PROMPT: The listing below is to be given again in full and word for word, without its images.

DATA FOR THE TASK:

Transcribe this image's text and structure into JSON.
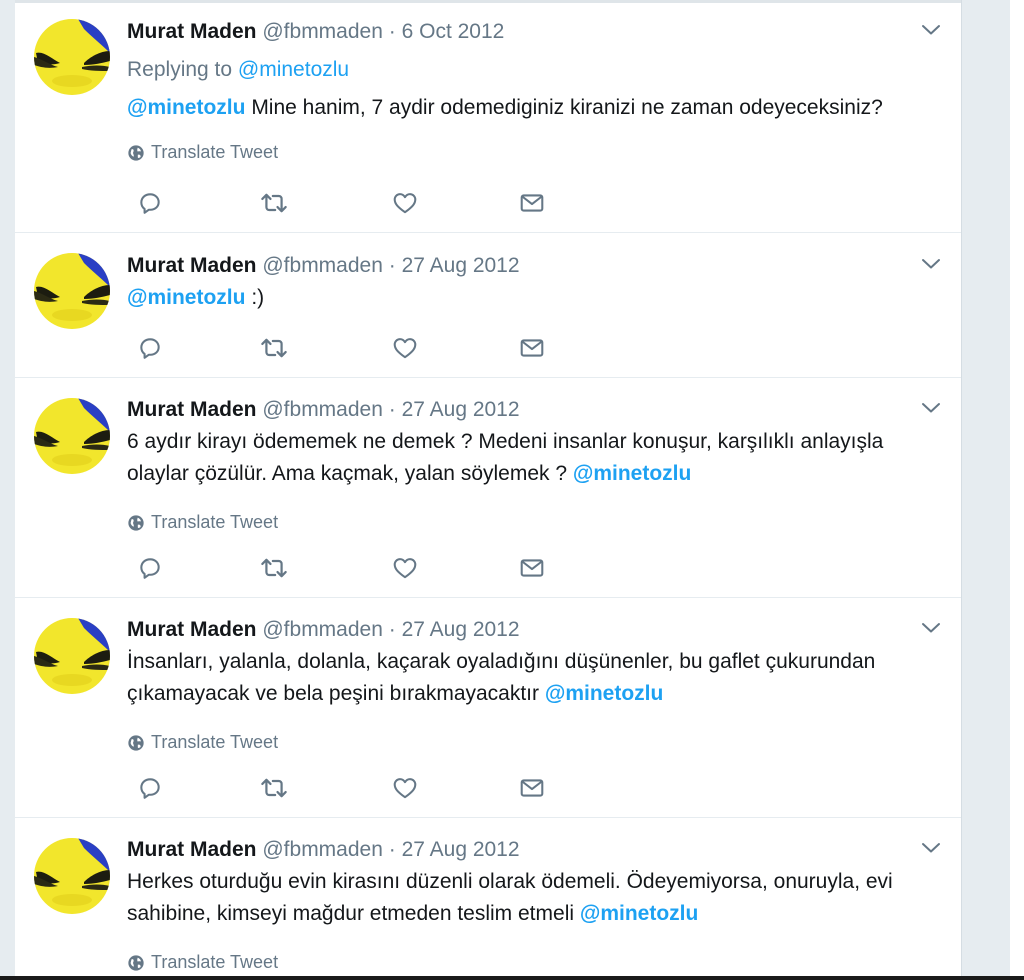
{
  "colors": {
    "link": "#1da1f2",
    "secondary_text": "#657786",
    "primary_text": "#14171a",
    "divider": "#e6ecf0"
  },
  "icons": {
    "reply": "reply-icon",
    "retweet": "retweet-icon",
    "like": "heart-icon",
    "dm": "envelope-icon",
    "caret": "chevron-down-icon",
    "globe": "globe-icon"
  },
  "tweets": [
    {
      "name": "Murat Maden",
      "handle": "@fbmmaden",
      "separator": "·",
      "date": "6 Oct 2012",
      "replying_label": "Replying to",
      "replying_to": "@minetozlu",
      "mention_lead": "@minetozlu",
      "text": " Mine hanim, 7 aydir odemediginiz kiranizi ne zaman odeyeceksiniz?",
      "translate": "Translate Tweet"
    },
    {
      "name": "Murat Maden",
      "handle": "@fbmmaden",
      "separator": "·",
      "date": "27 Aug 2012",
      "mention_lead": "@minetozlu",
      "text": " :)"
    },
    {
      "name": "Murat Maden",
      "handle": "@fbmmaden",
      "separator": "·",
      "date": "27 Aug 2012",
      "text": "6 aydır kirayı ödememek ne demek ? Medeni insanlar konuşur, karşılıklı anlayışla olaylar çözülür. Ama kaçmak, yalan söylemek ? ",
      "mention_trail": "@minetozlu",
      "translate": "Translate Tweet"
    },
    {
      "name": "Murat Maden",
      "handle": "@fbmmaden",
      "separator": "·",
      "date": "27 Aug 2012",
      "text": "İnsanları, yalanla, dolanla, kaçarak oyaladığını düşünenler, bu gaflet çukurundan çıkamayacak ve bela peşini bırakmayacaktır ",
      "mention_trail": "@minetozlu",
      "translate": "Translate Tweet"
    },
    {
      "name": "Murat Maden",
      "handle": "@fbmmaden",
      "separator": "·",
      "date": "27 Aug 2012",
      "text": "Herkes oturduğu evin kirasını düzenli olarak ödemeli. Ödeyemiyorsa, onuruyla, evi sahibine, kimseyi mağdur etmeden teslim etmeli ",
      "mention_trail": "@minetozlu",
      "translate": "Translate Tweet"
    }
  ]
}
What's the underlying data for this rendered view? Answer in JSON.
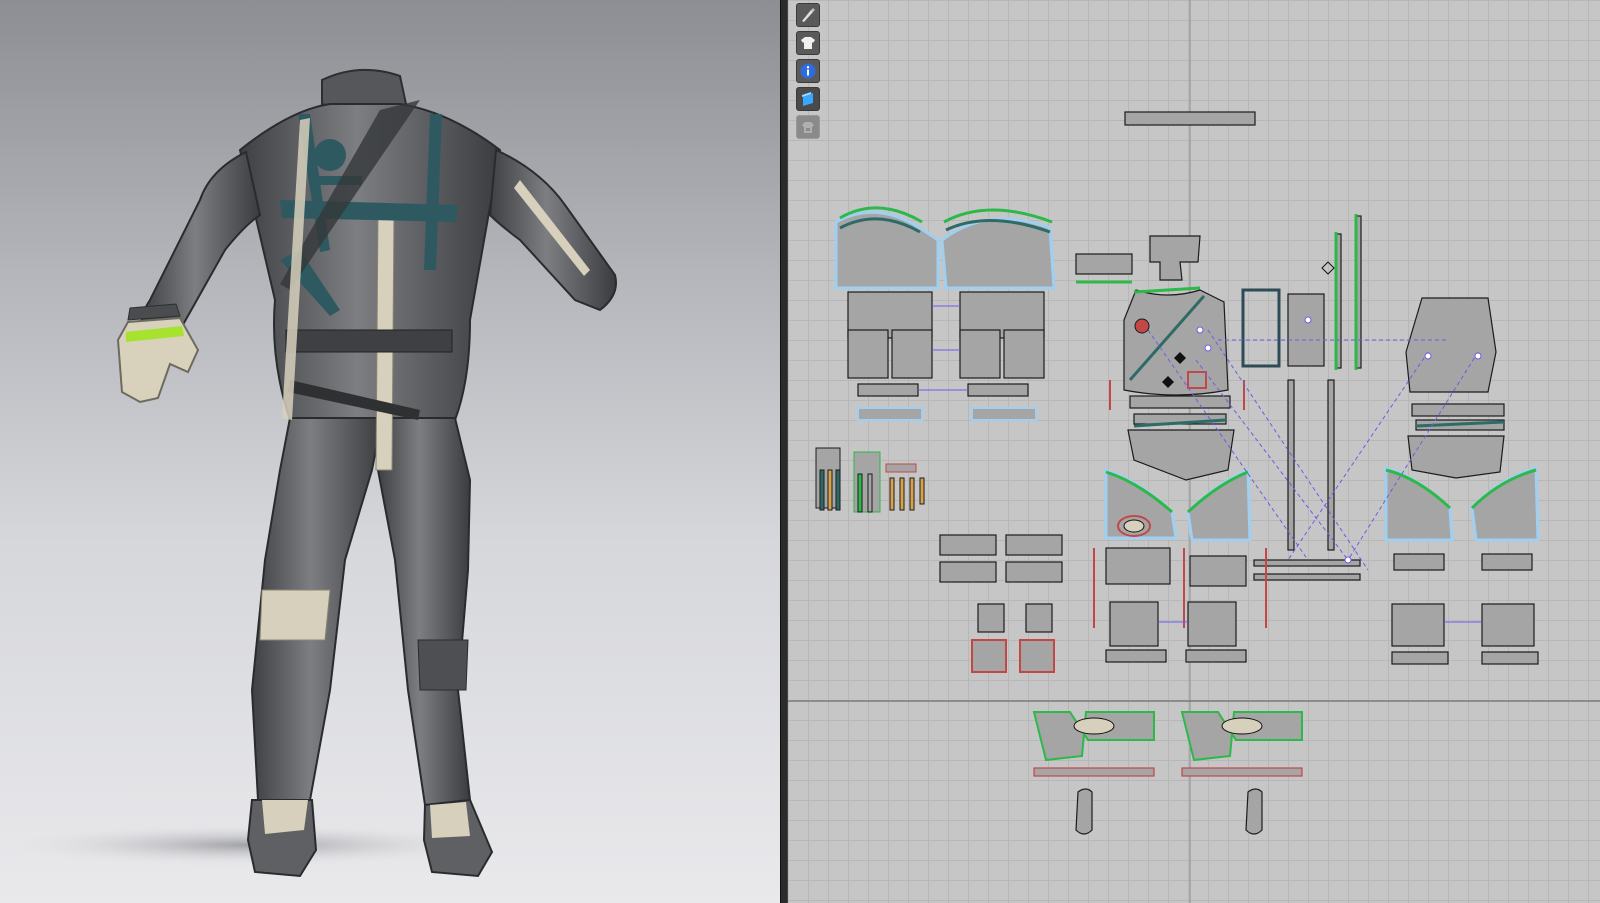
{
  "viewport3d": {
    "background_top": "#8d8e93",
    "background_bottom": "#e9e9ec",
    "suit_color": "#5b5d60",
    "strap_color": "#2f5961",
    "trim_color": "#d6d0bc",
    "accent_color": "#a6e22e"
  },
  "pattern_window": {
    "grid_color": "#b7b7b7",
    "panel_fill": "#a5a5a5",
    "outline_color": "#1c1c1c",
    "highlight_color": "#9fd0f2",
    "seam_green": "#2db84a",
    "seam_teal": "#2f6b66",
    "seam_red": "#c24848",
    "seam_orange": "#d7a24a",
    "sewing_line_color": "#6c5ce7"
  },
  "toolbar": {
    "tools": [
      {
        "icon": "pen-tool-icon",
        "state": "normal"
      },
      {
        "icon": "shirt-avatar-icon",
        "state": "normal"
      },
      {
        "icon": "info-icon",
        "state": "normal"
      },
      {
        "icon": "layers-icon",
        "state": "active"
      },
      {
        "icon": "lock-garment-icon",
        "state": "disabled"
      }
    ]
  }
}
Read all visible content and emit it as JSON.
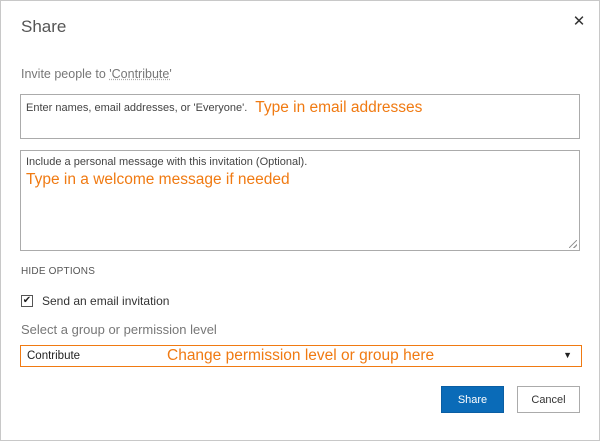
{
  "dialog": {
    "title": "Share",
    "close_glyph": "✕",
    "invite_prefix": "Invite people to ",
    "invite_site": "'Contribute'",
    "names_placeholder": "Enter names, email addresses, or 'Everyone'.",
    "names_annotation": "Type in email addresses",
    "message_placeholder": "Include a personal message with this invitation (Optional).",
    "message_annotation": "Type in a welcome message if needed",
    "hide_options": "HIDE OPTIONS",
    "send_email_label": "Send an email invitation",
    "send_email_checked": true,
    "checkmark_glyph": "✔",
    "permission_label": "Select a group or permission level",
    "permission_value": "Contribute",
    "permission_annotation": "Change permission level or group here",
    "dropdown_glyph": "▼",
    "share_button": "Share",
    "cancel_button": "Cancel"
  },
  "colors": {
    "annotation": "#f07a12",
    "primary_button": "#0a6bb8"
  }
}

EXERCISE OUTPUT:
Transcribe this image's text and structure into JSON.
{
  "colors": {
    "link": "#1da1f2",
    "secondary_text": "#657786",
    "primary_text": "#14171a",
    "divider": "#e6ecf0"
  },
  "icons": {
    "reply": "reply-icon",
    "retweet": "retweet-icon",
    "like": "heart-icon",
    "dm": "envelope-icon",
    "caret": "chevron-down-icon",
    "globe": "globe-icon"
  },
  "tweets": [
    {
      "name": "Murat Maden",
      "handle": "@fbmmaden",
      "separator": "·",
      "date": "6 Oct 2012",
      "replying_label": "Replying to",
      "replying_to": "@minetozlu",
      "mention_lead": "@minetozlu",
      "text": " Mine hanim, 7 aydir odemediginiz kiranizi ne zaman odeyeceksiniz?",
      "translate": "Translate Tweet"
    },
    {
      "name": "Murat Maden",
      "handle": "@fbmmaden",
      "separator": "·",
      "date": "27 Aug 2012",
      "mention_lead": "@minetozlu",
      "text": " :)"
    },
    {
      "name": "Murat Maden",
      "handle": "@fbmmaden",
      "separator": "·",
      "date": "27 Aug 2012",
      "text": "6 aydır kirayı ödememek ne demek ? Medeni insanlar konuşur, karşılıklı anlayışla olaylar çözülür. Ama kaçmak, yalan söylemek ? ",
      "mention_trail": "@minetozlu",
      "translate": "Translate Tweet"
    },
    {
      "name": "Murat Maden",
      "handle": "@fbmmaden",
      "separator": "·",
      "date": "27 Aug 2012",
      "text": "İnsanları, yalanla, dolanla, kaçarak oyaladığını düşünenler, bu gaflet çukurundan çıkamayacak ve bela peşini bırakmayacaktır ",
      "mention_trail": "@minetozlu",
      "translate": "Translate Tweet"
    },
    {
      "name": "Murat Maden",
      "handle": "@fbmmaden",
      "separator": "·",
      "date": "27 Aug 2012",
      "text": "Herkes oturduğu evin kirasını düzenli olarak ödemeli. Ödeyemiyorsa, onuruyla, evi sahibine, kimseyi mağdur etmeden teslim etmeli ",
      "mention_trail": "@minetozlu",
      "translate": "Translate Tweet"
    }
  ]
}
What's the underlying data for this rendered view? Answer in JSON.
{
  "viewport3d": {
    "background_top": "#8d8e93",
    "background_bottom": "#e9e9ec",
    "suit_color": "#5b5d60",
    "strap_color": "#2f5961",
    "trim_color": "#d6d0bc",
    "accent_color": "#a6e22e"
  },
  "pattern_window": {
    "grid_color": "#b7b7b7",
    "panel_fill": "#a5a5a5",
    "outline_color": "#1c1c1c",
    "highlight_color": "#9fd0f2",
    "seam_green": "#2db84a",
    "seam_teal": "#2f6b66",
    "seam_red": "#c24848",
    "seam_orange": "#d7a24a",
    "sewing_line_color": "#6c5ce7"
  },
  "toolbar": {
    "tools": [
      {
        "icon": "pen-tool-icon",
        "state": "normal"
      },
      {
        "icon": "shirt-avatar-icon",
        "state": "normal"
      },
      {
        "icon": "info-icon",
        "state": "normal"
      },
      {
        "icon": "layers-icon",
        "state": "active"
      },
      {
        "icon": "lock-garment-icon",
        "state": "disabled"
      }
    ]
  }
}
Read all visible content and emit it as JSON.
{
  "dialog": {
    "title": "Share",
    "close_glyph": "✕",
    "invite_prefix": "Invite people to ",
    "invite_site": "'Contribute'",
    "names_placeholder": "Enter names, email addresses, or 'Everyone'.",
    "names_annotation": "Type in email addresses",
    "message_placeholder": "Include a personal message with this invitation (Optional).",
    "message_annotation": "Type in a welcome message if needed",
    "hide_options": "HIDE OPTIONS",
    "send_email_label": "Send an email invitation",
    "send_email_checked": true,
    "checkmark_glyph": "✔",
    "permission_label": "Select a group or permission level",
    "permission_value": "Contribute",
    "permission_annotation": "Change permission level or group here",
    "dropdown_glyph": "▼",
    "share_button": "Share",
    "cancel_button": "Cancel"
  },
  "colors": {
    "annotation": "#f07a12",
    "primary_button": "#0a6bb8"
  }
}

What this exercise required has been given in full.